For student artists, college can seem to be paradise of opportunity. Easy access to studios, master classes, college-provided performance opportunities and other benefits create in the environment of USC and other colleges the ultimate hideaway for nurturing the newborn careers of young artists.
As the United States is growing larger and larger, many people would believe that this influx of diversity would bring to a lot of change within the educational systems to meet the needs of all its students. Every year, many students are excited when Christmas rolls around and they have the opportunity to have a few days set aside to really enjoy their religious holiday. But have you ever thought about what students of other faiths have to do when their religious day of observance comes around?
You probably know that you have an elected official responsible for decisions that affect your day-to-day life, but do you know how to get in touch with that person? Do you know who that person is?
South Carolina’s wintertime is a great escape from the usual intolerable heat, but sadly, this new chilly air also brings far fewer choices of fruits and vegetables at the Soda City market (open each Saturday from 9 a.m. to 1 p.m.) If you’re like me and you love farmers markets, you go despite the cold just to see what’s in season. But when you arrive, your only choices are as random as pecans and mushrooms or as foreign as bok choy, a type of Chinese cabbage. Some may see this and give up, turning instead to Top Ramen noodles or coffee. But others can see this as a challenge, a chance to prove their food creativity. Yes, some of the produce seems just as strange as Columbia getting a snowstorm, but everyone knows that college is the best time for experimenting. So get out of your comfort zone and into the kitchen.
*Names changed for anonymity.
Like many other sexually frustrated and emotionally unstable high schoolers, I was unable to truly come to terms with my sexuality until college. I went to school in an exceptionally rural and conservative part of South Carolina. The majority of students were white, heterosexual, upper-middle class individuals. I joined the Gay-Straight Alliance my freshman year, where I found a niche group of people that I could identify with. I remained in the club throughout high school, until I eventually became a co-president of the organization my senior year, despite my closeted sexuality.

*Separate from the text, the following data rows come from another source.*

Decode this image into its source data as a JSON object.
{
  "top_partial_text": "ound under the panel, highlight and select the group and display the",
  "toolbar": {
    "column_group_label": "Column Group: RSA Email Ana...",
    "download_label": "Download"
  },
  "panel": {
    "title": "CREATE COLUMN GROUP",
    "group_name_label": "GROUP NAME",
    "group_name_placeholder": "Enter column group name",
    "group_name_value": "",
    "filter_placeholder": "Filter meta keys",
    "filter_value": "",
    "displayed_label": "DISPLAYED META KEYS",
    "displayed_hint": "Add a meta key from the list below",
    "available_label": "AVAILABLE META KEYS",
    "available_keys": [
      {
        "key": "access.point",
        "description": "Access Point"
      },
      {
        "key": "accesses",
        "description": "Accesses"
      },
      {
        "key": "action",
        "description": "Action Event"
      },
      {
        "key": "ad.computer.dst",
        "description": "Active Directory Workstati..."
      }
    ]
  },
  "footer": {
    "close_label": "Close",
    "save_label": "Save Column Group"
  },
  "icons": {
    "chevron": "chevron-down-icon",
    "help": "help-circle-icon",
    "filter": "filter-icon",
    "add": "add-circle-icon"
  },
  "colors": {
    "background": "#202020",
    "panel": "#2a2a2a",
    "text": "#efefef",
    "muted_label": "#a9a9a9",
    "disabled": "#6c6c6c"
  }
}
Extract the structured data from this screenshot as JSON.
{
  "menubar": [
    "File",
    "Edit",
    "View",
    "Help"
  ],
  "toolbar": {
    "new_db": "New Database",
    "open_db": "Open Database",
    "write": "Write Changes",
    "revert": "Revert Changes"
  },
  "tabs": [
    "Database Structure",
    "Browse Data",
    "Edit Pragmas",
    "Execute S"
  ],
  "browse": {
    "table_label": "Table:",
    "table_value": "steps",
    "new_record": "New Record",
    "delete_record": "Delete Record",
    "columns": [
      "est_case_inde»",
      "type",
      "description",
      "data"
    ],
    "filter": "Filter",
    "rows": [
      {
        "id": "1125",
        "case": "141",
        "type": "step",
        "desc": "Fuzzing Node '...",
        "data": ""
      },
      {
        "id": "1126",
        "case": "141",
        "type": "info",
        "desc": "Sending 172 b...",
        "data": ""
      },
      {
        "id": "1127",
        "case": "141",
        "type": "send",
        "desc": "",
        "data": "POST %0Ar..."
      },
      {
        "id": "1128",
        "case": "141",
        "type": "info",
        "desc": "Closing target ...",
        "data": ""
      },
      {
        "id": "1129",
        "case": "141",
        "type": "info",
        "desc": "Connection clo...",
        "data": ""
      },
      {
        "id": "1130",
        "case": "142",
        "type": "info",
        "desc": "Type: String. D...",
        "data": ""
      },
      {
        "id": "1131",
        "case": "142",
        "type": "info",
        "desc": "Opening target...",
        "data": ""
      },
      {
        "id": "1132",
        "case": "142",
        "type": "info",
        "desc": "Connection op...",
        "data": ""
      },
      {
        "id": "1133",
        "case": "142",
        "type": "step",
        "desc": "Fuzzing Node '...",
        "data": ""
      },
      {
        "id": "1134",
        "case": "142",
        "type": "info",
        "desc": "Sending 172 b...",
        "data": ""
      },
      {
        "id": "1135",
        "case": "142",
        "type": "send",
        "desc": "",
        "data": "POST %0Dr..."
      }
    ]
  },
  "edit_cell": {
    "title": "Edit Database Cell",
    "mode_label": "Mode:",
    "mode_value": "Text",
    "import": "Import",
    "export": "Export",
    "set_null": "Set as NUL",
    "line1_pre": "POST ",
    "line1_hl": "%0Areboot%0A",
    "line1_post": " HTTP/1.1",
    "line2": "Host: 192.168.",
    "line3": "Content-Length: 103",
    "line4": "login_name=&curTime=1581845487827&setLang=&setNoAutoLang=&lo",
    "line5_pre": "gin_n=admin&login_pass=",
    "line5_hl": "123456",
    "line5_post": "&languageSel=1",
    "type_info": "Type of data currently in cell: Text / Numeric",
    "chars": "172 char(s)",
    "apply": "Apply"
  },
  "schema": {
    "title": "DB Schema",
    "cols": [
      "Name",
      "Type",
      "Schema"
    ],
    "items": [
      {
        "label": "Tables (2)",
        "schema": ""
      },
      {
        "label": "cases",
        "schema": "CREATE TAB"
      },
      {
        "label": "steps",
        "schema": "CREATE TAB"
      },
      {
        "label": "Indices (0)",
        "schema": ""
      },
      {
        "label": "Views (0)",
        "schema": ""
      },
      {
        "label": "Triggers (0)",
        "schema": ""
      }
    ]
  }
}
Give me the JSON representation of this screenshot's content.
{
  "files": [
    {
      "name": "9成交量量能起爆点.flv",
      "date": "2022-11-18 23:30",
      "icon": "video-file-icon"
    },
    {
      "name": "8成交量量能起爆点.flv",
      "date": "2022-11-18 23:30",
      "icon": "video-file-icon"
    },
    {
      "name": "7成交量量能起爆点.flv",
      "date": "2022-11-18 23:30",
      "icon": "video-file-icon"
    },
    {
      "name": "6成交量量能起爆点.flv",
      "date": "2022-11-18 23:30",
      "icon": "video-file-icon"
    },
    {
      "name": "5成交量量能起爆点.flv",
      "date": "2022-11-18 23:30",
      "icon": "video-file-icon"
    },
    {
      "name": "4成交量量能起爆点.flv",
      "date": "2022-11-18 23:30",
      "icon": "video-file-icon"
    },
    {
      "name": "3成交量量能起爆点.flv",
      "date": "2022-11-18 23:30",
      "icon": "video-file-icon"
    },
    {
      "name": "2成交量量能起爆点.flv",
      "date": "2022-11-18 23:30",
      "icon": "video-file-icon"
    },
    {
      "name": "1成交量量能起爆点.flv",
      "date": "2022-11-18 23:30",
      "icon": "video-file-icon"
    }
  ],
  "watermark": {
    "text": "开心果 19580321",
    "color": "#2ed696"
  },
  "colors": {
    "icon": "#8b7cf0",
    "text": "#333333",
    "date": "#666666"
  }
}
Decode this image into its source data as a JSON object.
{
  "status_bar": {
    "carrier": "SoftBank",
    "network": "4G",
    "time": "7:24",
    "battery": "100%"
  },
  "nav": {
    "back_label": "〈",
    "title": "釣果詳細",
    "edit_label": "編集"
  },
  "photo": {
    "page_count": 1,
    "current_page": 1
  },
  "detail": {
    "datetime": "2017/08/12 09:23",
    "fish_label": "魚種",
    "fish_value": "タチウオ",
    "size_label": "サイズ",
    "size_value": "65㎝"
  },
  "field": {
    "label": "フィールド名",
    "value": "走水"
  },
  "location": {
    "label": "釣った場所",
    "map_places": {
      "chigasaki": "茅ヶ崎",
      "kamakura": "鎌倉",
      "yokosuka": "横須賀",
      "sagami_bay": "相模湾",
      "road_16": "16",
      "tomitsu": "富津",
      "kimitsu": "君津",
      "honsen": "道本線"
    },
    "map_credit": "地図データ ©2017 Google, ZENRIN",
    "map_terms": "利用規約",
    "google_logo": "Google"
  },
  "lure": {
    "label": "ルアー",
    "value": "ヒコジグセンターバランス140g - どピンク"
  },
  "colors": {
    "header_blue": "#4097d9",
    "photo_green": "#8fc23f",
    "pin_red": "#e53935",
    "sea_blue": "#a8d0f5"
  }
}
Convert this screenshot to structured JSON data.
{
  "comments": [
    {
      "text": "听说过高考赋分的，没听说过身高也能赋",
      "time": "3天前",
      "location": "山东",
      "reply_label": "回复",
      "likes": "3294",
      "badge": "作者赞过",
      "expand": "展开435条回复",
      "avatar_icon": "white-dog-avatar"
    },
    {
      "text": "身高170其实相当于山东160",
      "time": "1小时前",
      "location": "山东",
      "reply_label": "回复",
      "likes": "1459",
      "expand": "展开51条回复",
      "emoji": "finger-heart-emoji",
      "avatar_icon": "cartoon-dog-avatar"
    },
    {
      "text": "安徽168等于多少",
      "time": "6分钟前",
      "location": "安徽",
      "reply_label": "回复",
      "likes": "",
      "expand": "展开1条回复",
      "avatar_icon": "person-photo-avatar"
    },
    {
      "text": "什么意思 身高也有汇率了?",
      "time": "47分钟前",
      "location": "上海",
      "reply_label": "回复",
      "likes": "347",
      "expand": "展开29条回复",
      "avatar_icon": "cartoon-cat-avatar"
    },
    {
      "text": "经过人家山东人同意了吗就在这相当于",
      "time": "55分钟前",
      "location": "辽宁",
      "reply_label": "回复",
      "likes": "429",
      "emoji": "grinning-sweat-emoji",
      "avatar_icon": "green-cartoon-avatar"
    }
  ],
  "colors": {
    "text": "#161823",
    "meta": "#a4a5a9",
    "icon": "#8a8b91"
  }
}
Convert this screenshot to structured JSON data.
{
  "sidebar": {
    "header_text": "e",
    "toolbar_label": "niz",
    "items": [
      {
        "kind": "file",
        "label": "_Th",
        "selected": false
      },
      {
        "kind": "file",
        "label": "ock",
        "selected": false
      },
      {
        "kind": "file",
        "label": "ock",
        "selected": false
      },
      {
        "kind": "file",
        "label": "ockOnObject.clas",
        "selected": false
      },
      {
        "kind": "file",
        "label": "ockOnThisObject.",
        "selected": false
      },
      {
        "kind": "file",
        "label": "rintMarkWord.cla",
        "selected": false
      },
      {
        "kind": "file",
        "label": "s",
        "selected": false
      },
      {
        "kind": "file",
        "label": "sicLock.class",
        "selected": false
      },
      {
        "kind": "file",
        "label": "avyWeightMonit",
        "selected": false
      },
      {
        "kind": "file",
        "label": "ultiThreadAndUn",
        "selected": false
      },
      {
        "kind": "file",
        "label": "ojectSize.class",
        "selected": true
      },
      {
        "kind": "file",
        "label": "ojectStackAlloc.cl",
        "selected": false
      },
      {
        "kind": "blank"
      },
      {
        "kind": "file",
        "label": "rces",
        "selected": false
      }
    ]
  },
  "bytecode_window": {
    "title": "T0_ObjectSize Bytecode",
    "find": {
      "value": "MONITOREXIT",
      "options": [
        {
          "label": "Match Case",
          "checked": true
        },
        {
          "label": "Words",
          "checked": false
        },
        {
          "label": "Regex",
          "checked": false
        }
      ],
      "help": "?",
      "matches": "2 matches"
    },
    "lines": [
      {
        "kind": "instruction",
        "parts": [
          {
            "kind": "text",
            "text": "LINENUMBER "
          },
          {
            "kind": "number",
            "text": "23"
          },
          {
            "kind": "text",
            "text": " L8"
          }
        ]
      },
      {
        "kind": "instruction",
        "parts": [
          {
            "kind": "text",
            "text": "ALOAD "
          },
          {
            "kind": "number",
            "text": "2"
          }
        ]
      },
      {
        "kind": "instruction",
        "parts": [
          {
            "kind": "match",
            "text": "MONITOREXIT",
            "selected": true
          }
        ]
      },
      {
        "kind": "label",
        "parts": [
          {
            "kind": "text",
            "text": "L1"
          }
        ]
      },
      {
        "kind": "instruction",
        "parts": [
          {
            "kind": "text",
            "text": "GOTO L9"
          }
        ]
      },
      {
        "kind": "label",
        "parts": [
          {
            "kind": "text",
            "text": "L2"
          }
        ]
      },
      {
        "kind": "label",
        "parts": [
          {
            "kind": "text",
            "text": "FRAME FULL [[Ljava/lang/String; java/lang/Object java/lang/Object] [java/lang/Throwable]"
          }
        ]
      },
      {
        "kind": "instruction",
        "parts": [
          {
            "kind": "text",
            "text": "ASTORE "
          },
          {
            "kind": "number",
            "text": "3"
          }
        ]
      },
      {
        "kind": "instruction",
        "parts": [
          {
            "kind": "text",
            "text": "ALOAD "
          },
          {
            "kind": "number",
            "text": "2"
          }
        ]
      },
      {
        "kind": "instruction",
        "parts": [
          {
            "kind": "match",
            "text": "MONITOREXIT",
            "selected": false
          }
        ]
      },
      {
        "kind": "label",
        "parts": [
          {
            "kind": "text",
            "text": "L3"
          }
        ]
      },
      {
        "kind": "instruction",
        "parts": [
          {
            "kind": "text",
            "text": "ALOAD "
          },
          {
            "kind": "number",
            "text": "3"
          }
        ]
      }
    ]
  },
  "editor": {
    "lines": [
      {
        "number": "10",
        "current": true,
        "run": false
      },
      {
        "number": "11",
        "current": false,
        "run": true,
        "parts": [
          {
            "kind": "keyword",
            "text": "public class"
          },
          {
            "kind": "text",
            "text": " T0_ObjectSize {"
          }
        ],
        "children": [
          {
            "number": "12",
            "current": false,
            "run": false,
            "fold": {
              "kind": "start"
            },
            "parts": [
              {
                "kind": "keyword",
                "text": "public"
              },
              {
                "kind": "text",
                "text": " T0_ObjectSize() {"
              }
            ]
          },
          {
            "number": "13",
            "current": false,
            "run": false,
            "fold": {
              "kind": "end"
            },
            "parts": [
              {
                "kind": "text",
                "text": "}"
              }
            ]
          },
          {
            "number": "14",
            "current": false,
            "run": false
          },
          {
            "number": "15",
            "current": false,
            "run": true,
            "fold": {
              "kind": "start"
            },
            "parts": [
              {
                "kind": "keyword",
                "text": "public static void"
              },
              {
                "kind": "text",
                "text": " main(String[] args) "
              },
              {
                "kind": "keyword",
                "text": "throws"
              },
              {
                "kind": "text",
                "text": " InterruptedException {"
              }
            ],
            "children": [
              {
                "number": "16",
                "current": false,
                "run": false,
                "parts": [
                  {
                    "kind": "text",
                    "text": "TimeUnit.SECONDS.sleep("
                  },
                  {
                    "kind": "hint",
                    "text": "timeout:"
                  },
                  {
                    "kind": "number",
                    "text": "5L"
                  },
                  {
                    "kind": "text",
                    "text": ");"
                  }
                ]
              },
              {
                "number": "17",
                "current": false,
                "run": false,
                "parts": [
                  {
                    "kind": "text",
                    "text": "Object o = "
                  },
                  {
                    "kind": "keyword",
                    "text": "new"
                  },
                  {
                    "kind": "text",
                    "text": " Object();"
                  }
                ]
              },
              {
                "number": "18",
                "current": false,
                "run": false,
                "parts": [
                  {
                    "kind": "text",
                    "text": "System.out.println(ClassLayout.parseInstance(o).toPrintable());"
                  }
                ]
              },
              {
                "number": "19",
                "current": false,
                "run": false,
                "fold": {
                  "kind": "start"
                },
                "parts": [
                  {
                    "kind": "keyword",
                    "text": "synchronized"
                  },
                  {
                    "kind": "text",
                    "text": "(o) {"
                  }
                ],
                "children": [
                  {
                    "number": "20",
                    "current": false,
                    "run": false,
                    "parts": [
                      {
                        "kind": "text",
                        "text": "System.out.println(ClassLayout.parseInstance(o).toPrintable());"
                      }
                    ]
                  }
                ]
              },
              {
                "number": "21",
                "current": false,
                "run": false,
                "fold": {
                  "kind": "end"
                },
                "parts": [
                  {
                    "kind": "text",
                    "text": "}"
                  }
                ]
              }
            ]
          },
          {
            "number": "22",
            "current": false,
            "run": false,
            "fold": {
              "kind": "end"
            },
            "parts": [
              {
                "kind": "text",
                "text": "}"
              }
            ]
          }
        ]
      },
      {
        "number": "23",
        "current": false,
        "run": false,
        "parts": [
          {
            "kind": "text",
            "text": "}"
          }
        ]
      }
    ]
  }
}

Well, it’s been a mere three weeks since I’ve last checked in and it has truly been a whirlwind of a time.
The first time that I went to get help with the university’s mental health services—a step that took a lot of me to make—I left the entire experience feeling smaller, less heard and less supported than I had in a long time. This was due almost entirely to directional errors and logistical oversights.
Burritos are one of the greatest inventions in the history of mankind. Forget Johannes Gutenberg’s printing press and Alexander Graham Bell’s telephone. Burritos are an art form: an entire, well-rounded meal wrapped up neatly in a tortilla. Truly flawless in conception. Burritos were artfully designed to make the eating experience a pleasurable, portable one. The guy who invented the burrito should be in the history books. He should be in the dictionary next to “genius.”
Contrary to what the temperature would have you believe, September has arrived and with it, football season. I’ve never been that much of a sports person, but nevertheless, I’m here to spread some Gamecock spirit. While I lack the attention span to enjoy an eternity-long quarter, there’s something that always will pull me out of the house and into the stadium on Saturdays: